(Dataset rows describing interfaces)
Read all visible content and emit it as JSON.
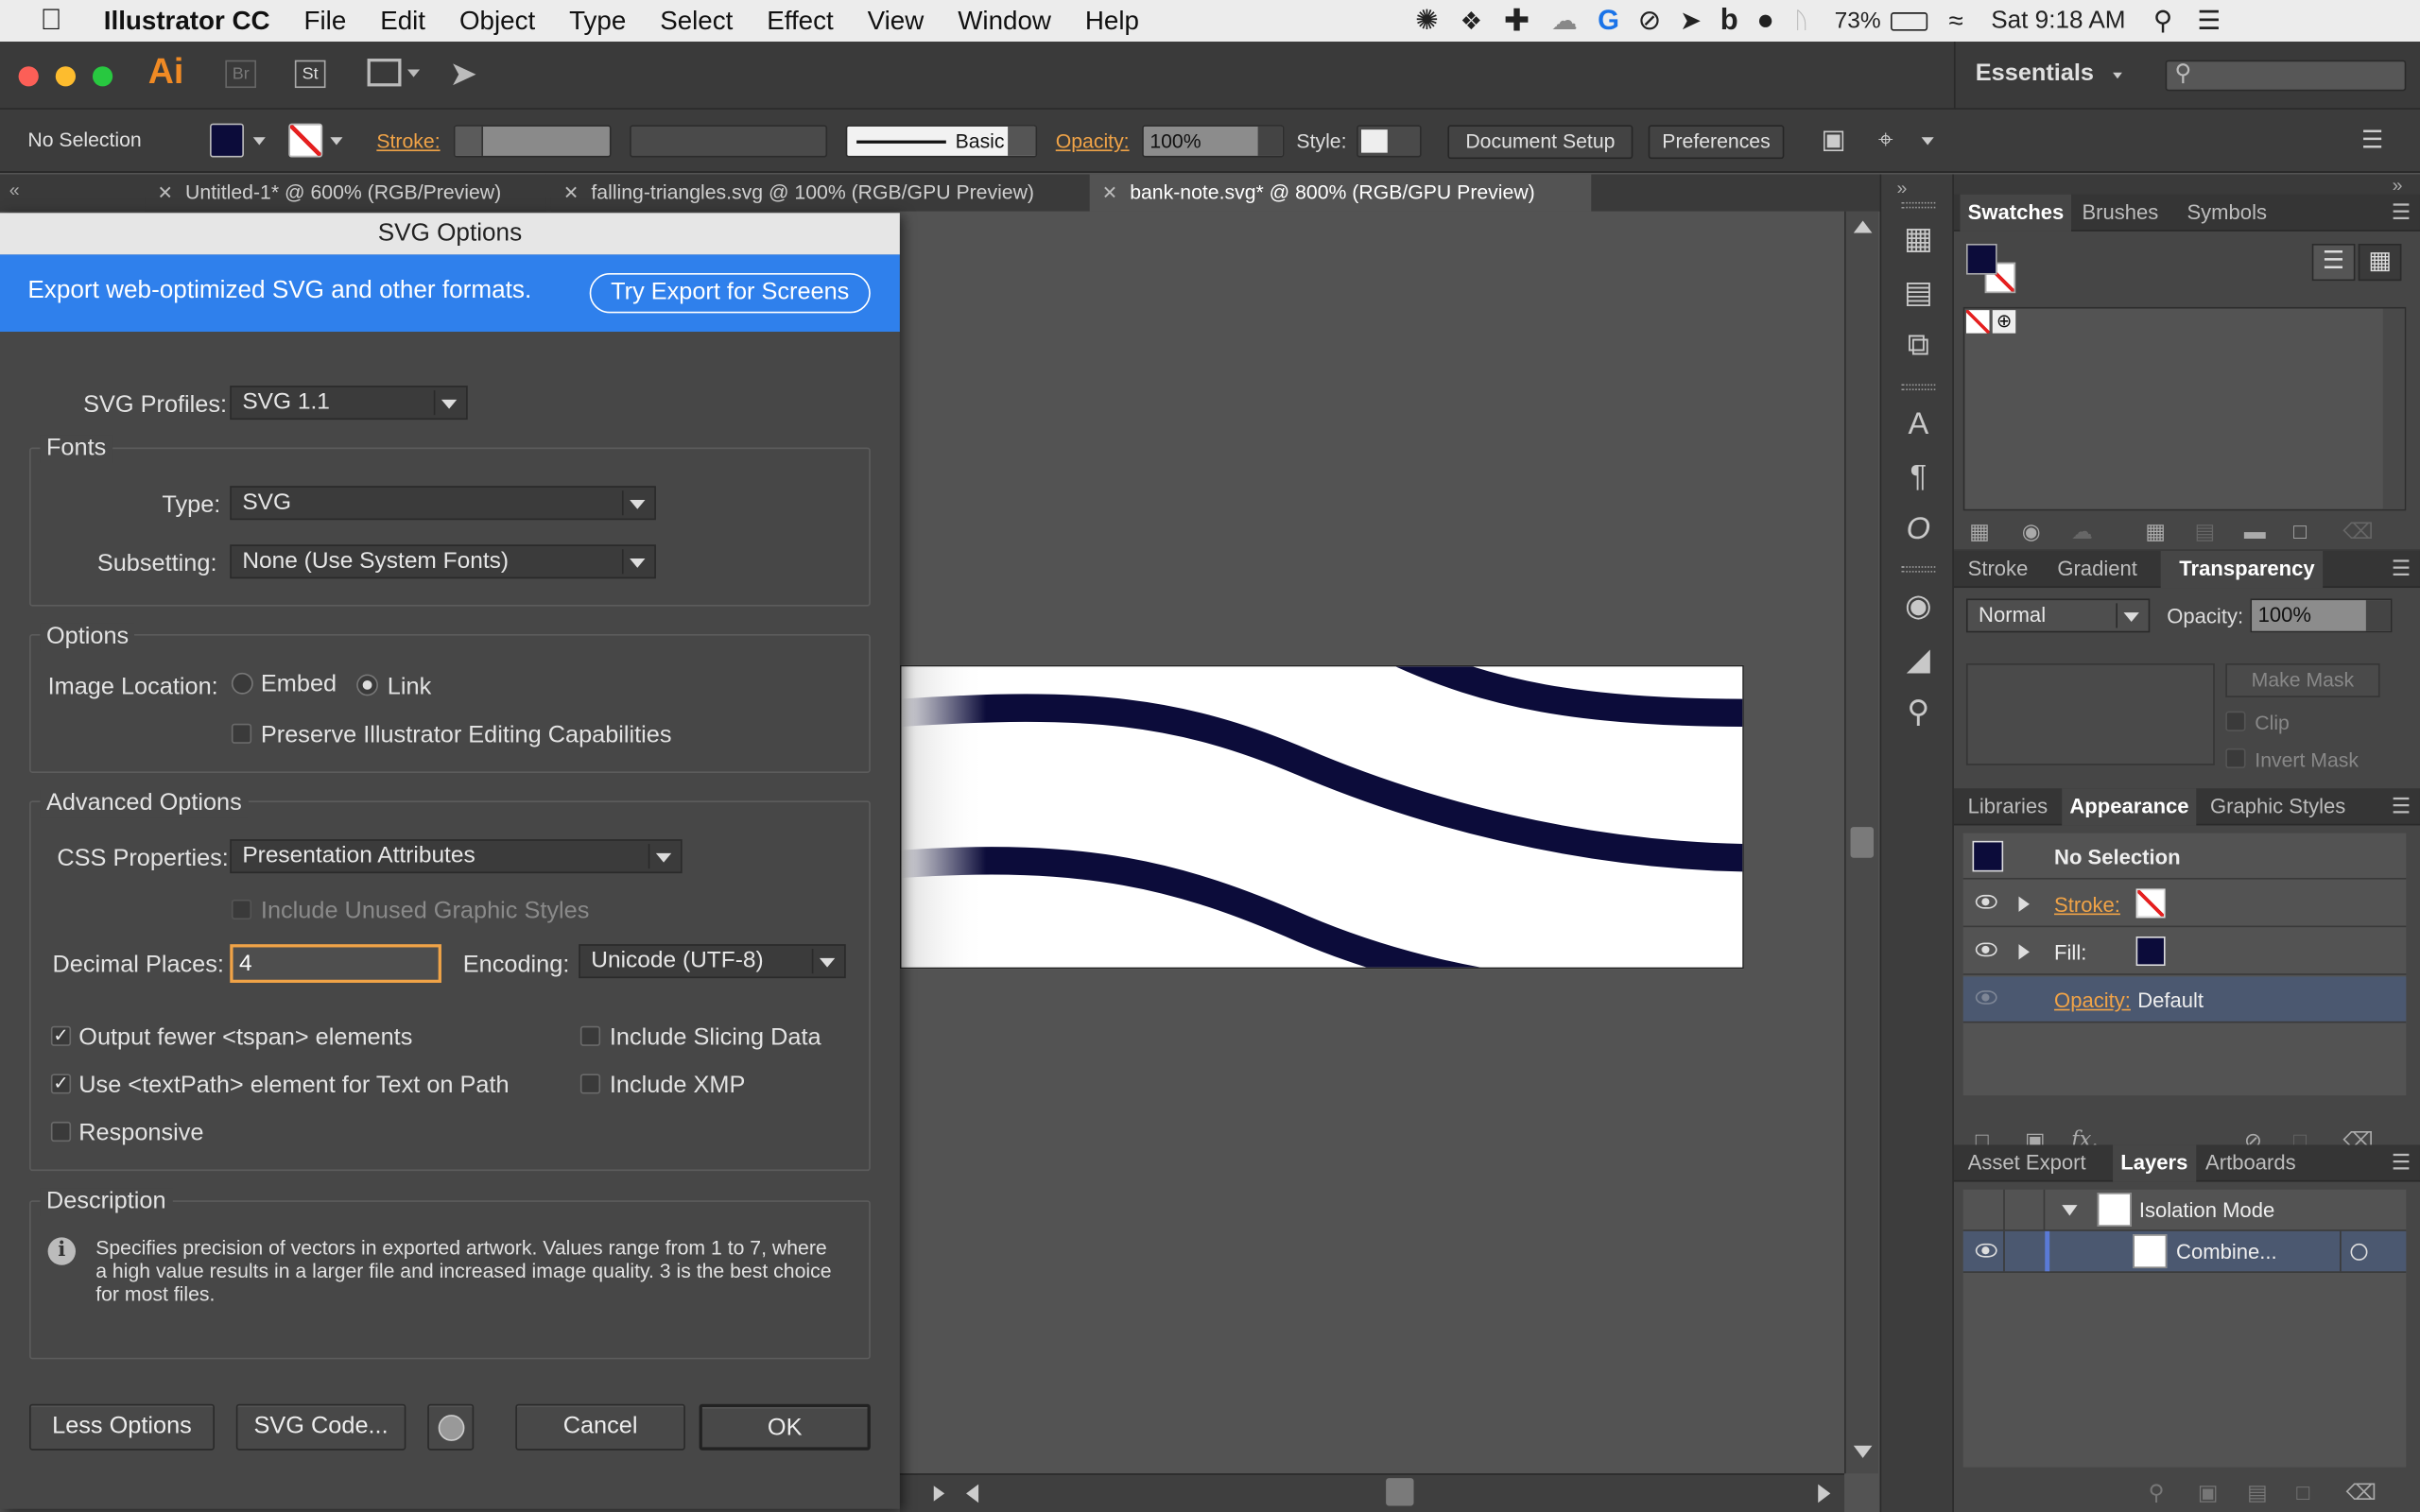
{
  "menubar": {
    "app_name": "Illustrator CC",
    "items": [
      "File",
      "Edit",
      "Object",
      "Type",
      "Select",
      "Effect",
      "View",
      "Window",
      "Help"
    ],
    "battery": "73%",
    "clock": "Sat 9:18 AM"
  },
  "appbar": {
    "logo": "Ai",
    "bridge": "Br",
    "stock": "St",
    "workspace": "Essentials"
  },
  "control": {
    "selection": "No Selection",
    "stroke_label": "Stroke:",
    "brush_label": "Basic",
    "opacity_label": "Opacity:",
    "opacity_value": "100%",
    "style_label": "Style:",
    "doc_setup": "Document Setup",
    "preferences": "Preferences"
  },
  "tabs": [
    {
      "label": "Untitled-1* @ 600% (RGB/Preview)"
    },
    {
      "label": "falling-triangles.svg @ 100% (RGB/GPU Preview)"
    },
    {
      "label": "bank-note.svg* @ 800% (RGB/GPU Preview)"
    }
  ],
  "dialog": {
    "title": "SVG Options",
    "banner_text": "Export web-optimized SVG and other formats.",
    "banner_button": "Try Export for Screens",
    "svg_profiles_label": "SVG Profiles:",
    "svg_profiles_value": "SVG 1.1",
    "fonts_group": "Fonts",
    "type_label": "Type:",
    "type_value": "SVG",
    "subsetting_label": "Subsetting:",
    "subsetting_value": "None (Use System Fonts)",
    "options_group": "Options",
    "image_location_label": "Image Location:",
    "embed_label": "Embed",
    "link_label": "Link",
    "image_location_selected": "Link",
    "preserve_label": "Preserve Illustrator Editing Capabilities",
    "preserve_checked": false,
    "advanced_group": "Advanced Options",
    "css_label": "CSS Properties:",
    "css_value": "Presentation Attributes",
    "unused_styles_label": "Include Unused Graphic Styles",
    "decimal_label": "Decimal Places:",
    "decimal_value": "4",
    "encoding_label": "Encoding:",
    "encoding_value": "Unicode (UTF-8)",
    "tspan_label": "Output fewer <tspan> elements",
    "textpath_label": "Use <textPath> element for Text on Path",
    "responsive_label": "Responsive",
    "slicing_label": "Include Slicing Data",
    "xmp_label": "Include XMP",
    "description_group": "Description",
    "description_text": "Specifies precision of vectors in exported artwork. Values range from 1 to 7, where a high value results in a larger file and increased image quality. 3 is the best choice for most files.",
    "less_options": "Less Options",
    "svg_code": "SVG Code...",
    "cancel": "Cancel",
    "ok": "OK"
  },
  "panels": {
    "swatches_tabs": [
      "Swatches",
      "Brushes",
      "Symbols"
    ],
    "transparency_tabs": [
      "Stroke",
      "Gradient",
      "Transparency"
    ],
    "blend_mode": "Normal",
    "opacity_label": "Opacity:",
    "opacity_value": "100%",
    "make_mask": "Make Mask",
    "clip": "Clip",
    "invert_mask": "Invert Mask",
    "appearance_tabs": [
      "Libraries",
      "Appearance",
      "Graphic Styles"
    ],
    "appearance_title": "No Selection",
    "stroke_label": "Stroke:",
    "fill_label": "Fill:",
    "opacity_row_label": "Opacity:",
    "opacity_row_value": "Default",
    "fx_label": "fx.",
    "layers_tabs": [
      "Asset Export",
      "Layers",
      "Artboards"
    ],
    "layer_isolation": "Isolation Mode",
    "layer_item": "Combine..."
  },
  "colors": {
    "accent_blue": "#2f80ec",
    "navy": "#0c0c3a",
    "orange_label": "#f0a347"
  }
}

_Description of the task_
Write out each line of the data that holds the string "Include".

_Task output_
    "unused_styles_label": "Include Unused Graphic Styles",
    "slicing_label": "Include Slicing Data",
    "xmp_label": "Include XMP",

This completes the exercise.